● **REQUIREMENT**
Your response should consist of every record, exactly as given.

Stored items from a collection
------------

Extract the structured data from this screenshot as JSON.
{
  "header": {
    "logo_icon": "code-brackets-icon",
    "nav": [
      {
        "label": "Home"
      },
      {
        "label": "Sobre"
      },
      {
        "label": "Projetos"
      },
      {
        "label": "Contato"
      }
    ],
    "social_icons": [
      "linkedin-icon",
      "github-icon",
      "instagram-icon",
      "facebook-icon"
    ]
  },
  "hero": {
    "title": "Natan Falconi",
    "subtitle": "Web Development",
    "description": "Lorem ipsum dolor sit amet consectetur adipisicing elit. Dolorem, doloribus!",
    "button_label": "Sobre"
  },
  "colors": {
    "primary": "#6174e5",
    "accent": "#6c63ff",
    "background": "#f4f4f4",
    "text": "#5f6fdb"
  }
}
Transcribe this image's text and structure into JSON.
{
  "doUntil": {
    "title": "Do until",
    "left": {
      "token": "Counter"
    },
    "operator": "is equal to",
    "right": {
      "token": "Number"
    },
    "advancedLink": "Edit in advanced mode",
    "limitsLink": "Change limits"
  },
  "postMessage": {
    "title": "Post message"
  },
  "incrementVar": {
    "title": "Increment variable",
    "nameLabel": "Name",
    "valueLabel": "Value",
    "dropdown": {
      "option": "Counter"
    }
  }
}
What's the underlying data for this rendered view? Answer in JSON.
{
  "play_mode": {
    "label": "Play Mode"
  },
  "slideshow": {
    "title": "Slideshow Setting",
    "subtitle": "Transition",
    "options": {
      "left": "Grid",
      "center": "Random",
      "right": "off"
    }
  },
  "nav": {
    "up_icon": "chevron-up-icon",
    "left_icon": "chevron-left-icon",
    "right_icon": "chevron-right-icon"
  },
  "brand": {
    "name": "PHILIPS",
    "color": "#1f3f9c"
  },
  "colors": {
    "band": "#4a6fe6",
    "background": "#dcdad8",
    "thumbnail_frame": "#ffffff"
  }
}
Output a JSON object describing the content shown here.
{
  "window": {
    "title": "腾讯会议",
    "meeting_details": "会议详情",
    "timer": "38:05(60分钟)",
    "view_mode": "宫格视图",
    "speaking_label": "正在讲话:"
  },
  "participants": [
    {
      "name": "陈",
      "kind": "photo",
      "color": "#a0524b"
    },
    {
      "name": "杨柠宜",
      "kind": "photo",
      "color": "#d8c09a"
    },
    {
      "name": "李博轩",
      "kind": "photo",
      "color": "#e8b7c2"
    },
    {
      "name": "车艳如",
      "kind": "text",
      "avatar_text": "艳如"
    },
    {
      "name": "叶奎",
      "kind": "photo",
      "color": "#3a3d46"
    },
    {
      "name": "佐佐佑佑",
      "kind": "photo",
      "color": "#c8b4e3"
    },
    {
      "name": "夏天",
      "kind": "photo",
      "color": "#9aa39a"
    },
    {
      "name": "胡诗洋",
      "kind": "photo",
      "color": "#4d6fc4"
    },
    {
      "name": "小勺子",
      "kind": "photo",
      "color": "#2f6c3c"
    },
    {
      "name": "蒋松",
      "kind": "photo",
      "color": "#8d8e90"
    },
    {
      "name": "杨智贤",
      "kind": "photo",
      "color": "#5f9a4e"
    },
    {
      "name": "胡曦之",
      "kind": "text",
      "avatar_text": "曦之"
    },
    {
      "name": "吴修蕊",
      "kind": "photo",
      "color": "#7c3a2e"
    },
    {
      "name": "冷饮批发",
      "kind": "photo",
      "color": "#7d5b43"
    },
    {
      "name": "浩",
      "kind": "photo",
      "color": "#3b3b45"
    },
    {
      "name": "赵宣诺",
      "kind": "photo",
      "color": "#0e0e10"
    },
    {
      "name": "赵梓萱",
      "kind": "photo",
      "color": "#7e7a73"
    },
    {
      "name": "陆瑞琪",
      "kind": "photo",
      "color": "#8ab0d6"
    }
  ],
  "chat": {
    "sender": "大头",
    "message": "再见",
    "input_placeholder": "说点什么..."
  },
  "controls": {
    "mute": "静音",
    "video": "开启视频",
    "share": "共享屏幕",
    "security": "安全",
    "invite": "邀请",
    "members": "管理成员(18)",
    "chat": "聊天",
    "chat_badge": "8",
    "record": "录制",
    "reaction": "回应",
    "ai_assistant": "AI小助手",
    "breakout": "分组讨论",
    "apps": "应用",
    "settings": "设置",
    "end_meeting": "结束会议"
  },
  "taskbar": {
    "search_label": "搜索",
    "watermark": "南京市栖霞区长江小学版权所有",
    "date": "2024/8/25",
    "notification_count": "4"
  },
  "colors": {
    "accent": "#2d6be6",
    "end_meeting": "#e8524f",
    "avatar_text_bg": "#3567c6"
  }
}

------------

● **RESPONSE TO THE TASK**
Extract the structured data from this screenshot as JSON.
{
  "header": {
    "logo_icon": "code-brackets-icon",
    "nav": [
      {
        "label": "Home"
      },
      {
        "label": "Sobre"
      },
      {
        "label": "Projetos"
      },
      {
        "label": "Contato"
      }
    ],
    "social_icons": [
      "linkedin-icon",
      "github-icon",
      "instagram-icon",
      "facebook-icon"
    ]
  },
  "hero": {
    "title": "Natan Falconi",
    "subtitle": "Web Development",
    "description": "Lorem ipsum dolor sit amet consectetur adipisicing elit. Dolorem, doloribus!",
    "button_label": "Sobre"
  },
  "colors": {
    "primary": "#6174e5",
    "accent": "#6c63ff",
    "background": "#f4f4f4",
    "text": "#5f6fdb"
  }
}
Transcribe this image's text and structure into JSON.
{
  "doUntil": {
    "title": "Do until",
    "left": {
      "token": "Counter"
    },
    "operator": "is equal to",
    "right": {
      "token": "Number"
    },
    "advancedLink": "Edit in advanced mode",
    "limitsLink": "Change limits"
  },
  "postMessage": {
    "title": "Post message"
  },
  "incrementVar": {
    "title": "Increment variable",
    "nameLabel": "Name",
    "valueLabel": "Value",
    "dropdown": {
      "option": "Counter"
    }
  }
}
What's the underlying data for this rendered view? Answer in JSON.
{
  "play_mode": {
    "label": "Play Mode"
  },
  "slideshow": {
    "title": "Slideshow Setting",
    "subtitle": "Transition",
    "options": {
      "left": "Grid",
      "center": "Random",
      "right": "off"
    }
  },
  "nav": {
    "up_icon": "chevron-up-icon",
    "left_icon": "chevron-left-icon",
    "right_icon": "chevron-right-icon"
  },
  "brand": {
    "name": "PHILIPS",
    "color": "#1f3f9c"
  },
  "colors": {
    "band": "#4a6fe6",
    "background": "#dcdad8",
    "thumbnail_frame": "#ffffff"
  }
}
Output a JSON object describing the content shown here.
{
  "window": {
    "title": "腾讯会议",
    "meeting_details": "会议详情",
    "timer": "38:05(60分钟)",
    "view_mode": "宫格视图",
    "speaking_label": "正在讲话:"
  },
  "participants": [
    {
      "name": "陈",
      "kind": "photo",
      "color": "#a0524b"
    },
    {
      "name": "杨柠宜",
      "kind": "photo",
      "color": "#d8c09a"
    },
    {
      "name": "李博轩",
      "kind": "photo",
      "color": "#e8b7c2"
    },
    {
      "name": "车艳如",
      "kind": "text",
      "avatar_text": "艳如"
    },
    {
      "name": "叶奎",
      "kind": "photo",
      "color": "#3a3d46"
    },
    {
      "name": "佐佐佑佑",
      "kind": "photo",
      "color": "#c8b4e3"
    },
    {
      "name": "夏天",
      "kind": "photo",
      "color": "#9aa39a"
    },
    {
      "name": "胡诗洋",
      "kind": "photo",
      "color": "#4d6fc4"
    },
    {
      "name": "小勺子",
      "kind": "photo",
      "color": "#2f6c3c"
    },
    {
      "name": "蒋松",
      "kind": "photo",
      "color": "#8d8e90"
    },
    {
      "name": "杨智贤",
      "kind": "photo",
      "color": "#5f9a4e"
    },
    {
      "name": "胡曦之",
      "kind": "text",
      "avatar_text": "曦之"
    },
    {
      "name": "吴修蕊",
      "kind": "photo",
      "color": "#7c3a2e"
    },
    {
      "name": "冷饮批发",
      "kind": "photo",
      "color": "#7d5b43"
    },
    {
      "name": "浩",
      "kind": "photo",
      "color": "#3b3b45"
    },
    {
      "name": "赵宣诺",
      "kind": "photo",
      "color": "#0e0e10"
    },
    {
      "name": "赵梓萱",
      "kind": "photo",
      "color": "#7e7a73"
    },
    {
      "name": "陆瑞琪",
      "kind": "photo",
      "color": "#8ab0d6"
    }
  ],
  "chat": {
    "sender": "大头",
    "message": "再见",
    "input_placeholder": "说点什么..."
  },
  "controls": {
    "mute": "静音",
    "video": "开启视频",
    "share": "共享屏幕",
    "security": "安全",
    "invite": "邀请",
    "members": "管理成员(18)",
    "chat": "聊天",
    "chat_badge": "8",
    "record": "录制",
    "reaction": "回应",
    "ai_assistant": "AI小助手",
    "breakout": "分组讨论",
    "apps": "应用",
    "settings": "设置",
    "end_meeting": "结束会议"
  },
  "taskbar": {
    "search_label": "搜索",
    "watermark": "南京市栖霞区长江小学版权所有",
    "date": "2024/8/25",
    "notification_count": "4"
  },
  "colors": {
    "accent": "#2d6be6",
    "end_meeting": "#e8524f",
    "avatar_text_bg": "#3567c6"
  }
}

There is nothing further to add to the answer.